### Data provided
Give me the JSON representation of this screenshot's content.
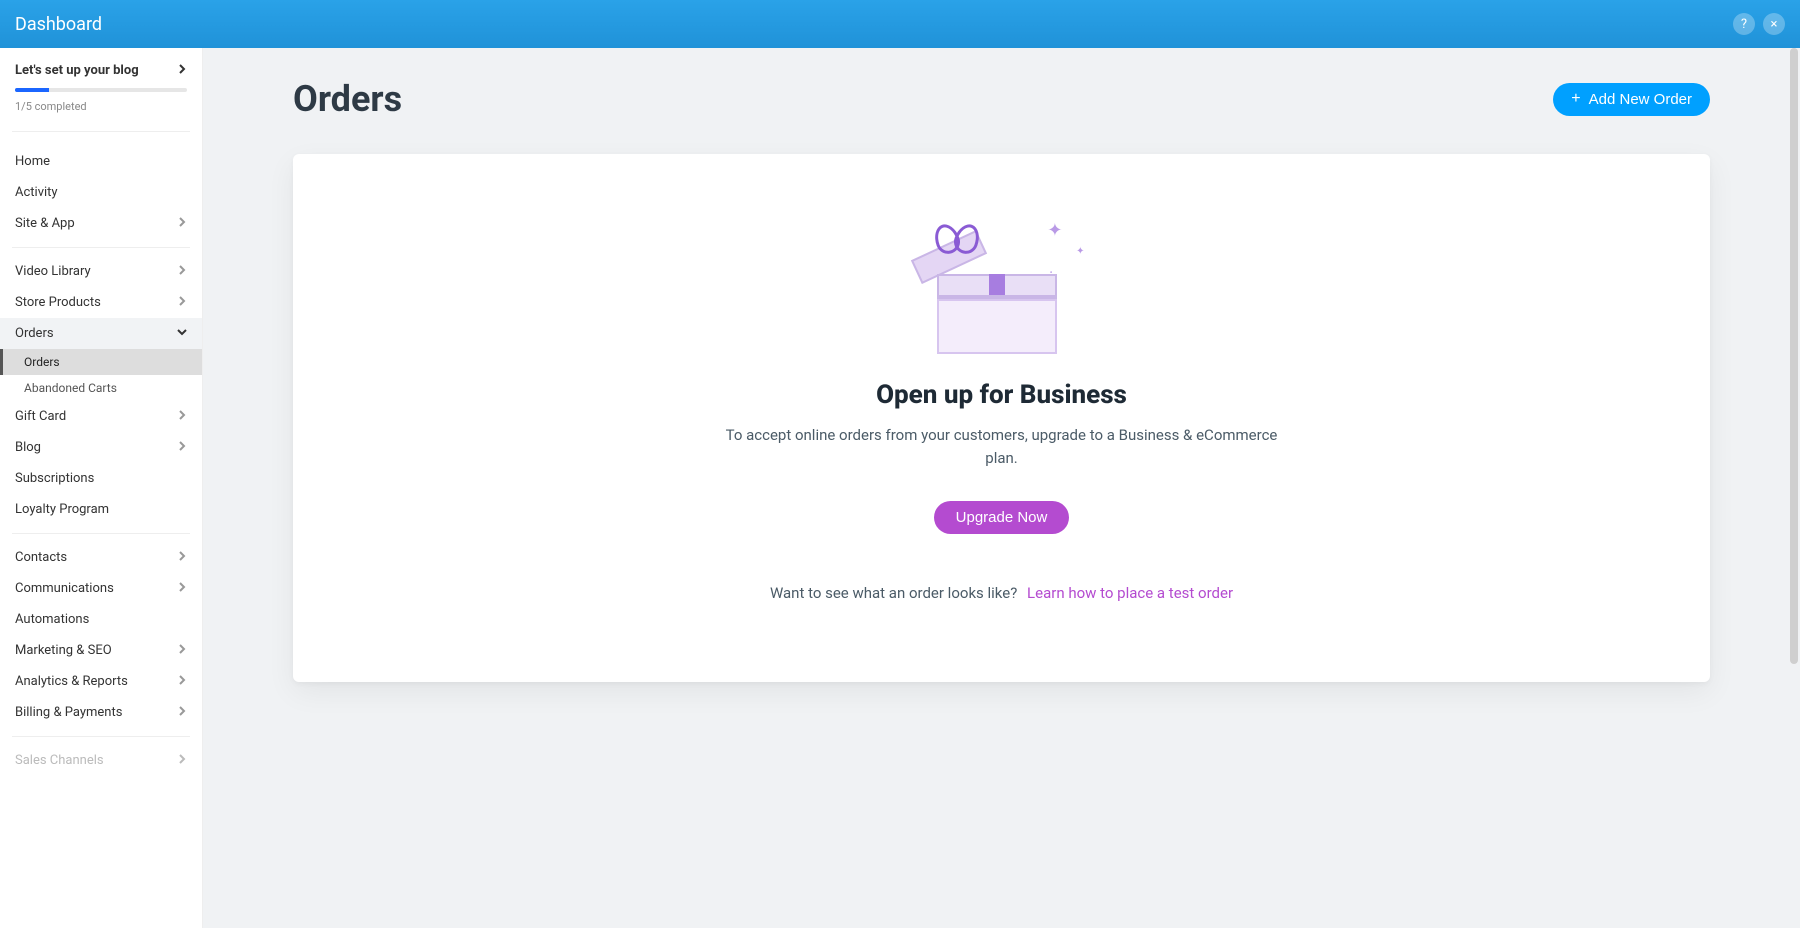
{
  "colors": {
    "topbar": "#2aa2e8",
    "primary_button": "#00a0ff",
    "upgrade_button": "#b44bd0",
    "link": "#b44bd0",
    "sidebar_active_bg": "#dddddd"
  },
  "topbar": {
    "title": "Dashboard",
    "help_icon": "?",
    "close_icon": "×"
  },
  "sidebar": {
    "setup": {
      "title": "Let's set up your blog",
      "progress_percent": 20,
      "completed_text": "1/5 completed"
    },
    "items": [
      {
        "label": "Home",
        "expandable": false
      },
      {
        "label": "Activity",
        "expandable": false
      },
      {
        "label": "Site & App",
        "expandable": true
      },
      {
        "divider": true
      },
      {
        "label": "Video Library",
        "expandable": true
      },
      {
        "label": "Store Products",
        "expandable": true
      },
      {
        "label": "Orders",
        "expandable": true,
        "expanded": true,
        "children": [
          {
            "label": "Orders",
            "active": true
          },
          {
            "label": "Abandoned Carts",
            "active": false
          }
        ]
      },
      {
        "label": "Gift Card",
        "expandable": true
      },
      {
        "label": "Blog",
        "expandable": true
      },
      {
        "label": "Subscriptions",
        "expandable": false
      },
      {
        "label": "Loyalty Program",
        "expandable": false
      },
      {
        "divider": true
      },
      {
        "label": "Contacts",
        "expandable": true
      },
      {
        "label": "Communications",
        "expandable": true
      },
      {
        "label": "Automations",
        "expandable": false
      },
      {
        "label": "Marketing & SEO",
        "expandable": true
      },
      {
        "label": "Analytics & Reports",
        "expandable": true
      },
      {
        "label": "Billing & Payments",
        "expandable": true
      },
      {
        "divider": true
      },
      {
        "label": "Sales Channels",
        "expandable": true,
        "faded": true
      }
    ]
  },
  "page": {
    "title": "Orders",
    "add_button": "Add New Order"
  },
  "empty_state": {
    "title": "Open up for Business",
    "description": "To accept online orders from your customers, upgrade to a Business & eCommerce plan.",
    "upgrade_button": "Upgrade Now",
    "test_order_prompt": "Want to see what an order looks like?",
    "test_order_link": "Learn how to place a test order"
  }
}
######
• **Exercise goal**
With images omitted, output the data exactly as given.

• **Written response**
Give me the JSON representation of this screenshot's content.
{
  "colors": {
    "topbar": "#2aa2e8",
    "primary_button": "#00a0ff",
    "upgrade_button": "#b44bd0",
    "link": "#b44bd0",
    "sidebar_active_bg": "#dddddd"
  },
  "topbar": {
    "title": "Dashboard",
    "help_icon": "?",
    "close_icon": "×"
  },
  "sidebar": {
    "setup": {
      "title": "Let's set up your blog",
      "progress_percent": 20,
      "completed_text": "1/5 completed"
    },
    "items": [
      {
        "label": "Home",
        "expandable": false
      },
      {
        "label": "Activity",
        "expandable": false
      },
      {
        "label": "Site & App",
        "expandable": true
      },
      {
        "divider": true
      },
      {
        "label": "Video Library",
        "expandable": true
      },
      {
        "label": "Store Products",
        "expandable": true
      },
      {
        "label": "Orders",
        "expandable": true,
        "expanded": true,
        "children": [
          {
            "label": "Orders",
            "active": true
          },
          {
            "label": "Abandoned Carts",
            "active": false
          }
        ]
      },
      {
        "label": "Gift Card",
        "expandable": true
      },
      {
        "label": "Blog",
        "expandable": true
      },
      {
        "label": "Subscriptions",
        "expandable": false
      },
      {
        "label": "Loyalty Program",
        "expandable": false
      },
      {
        "divider": true
      },
      {
        "label": "Contacts",
        "expandable": true
      },
      {
        "label": "Communications",
        "expandable": true
      },
      {
        "label": "Automations",
        "expandable": false
      },
      {
        "label": "Marketing & SEO",
        "expandable": true
      },
      {
        "label": "Analytics & Reports",
        "expandable": true
      },
      {
        "label": "Billing & Payments",
        "expandable": true
      },
      {
        "divider": true
      },
      {
        "label": "Sales Channels",
        "expandable": true,
        "faded": true
      }
    ]
  },
  "page": {
    "title": "Orders",
    "add_button": "Add New Order"
  },
  "empty_state": {
    "title": "Open up for Business",
    "description": "To accept online orders from your customers, upgrade to a Business & eCommerce plan.",
    "upgrade_button": "Upgrade Now",
    "test_order_prompt": "Want to see what an order looks like?",
    "test_order_link": "Learn how to place a test order"
  }
}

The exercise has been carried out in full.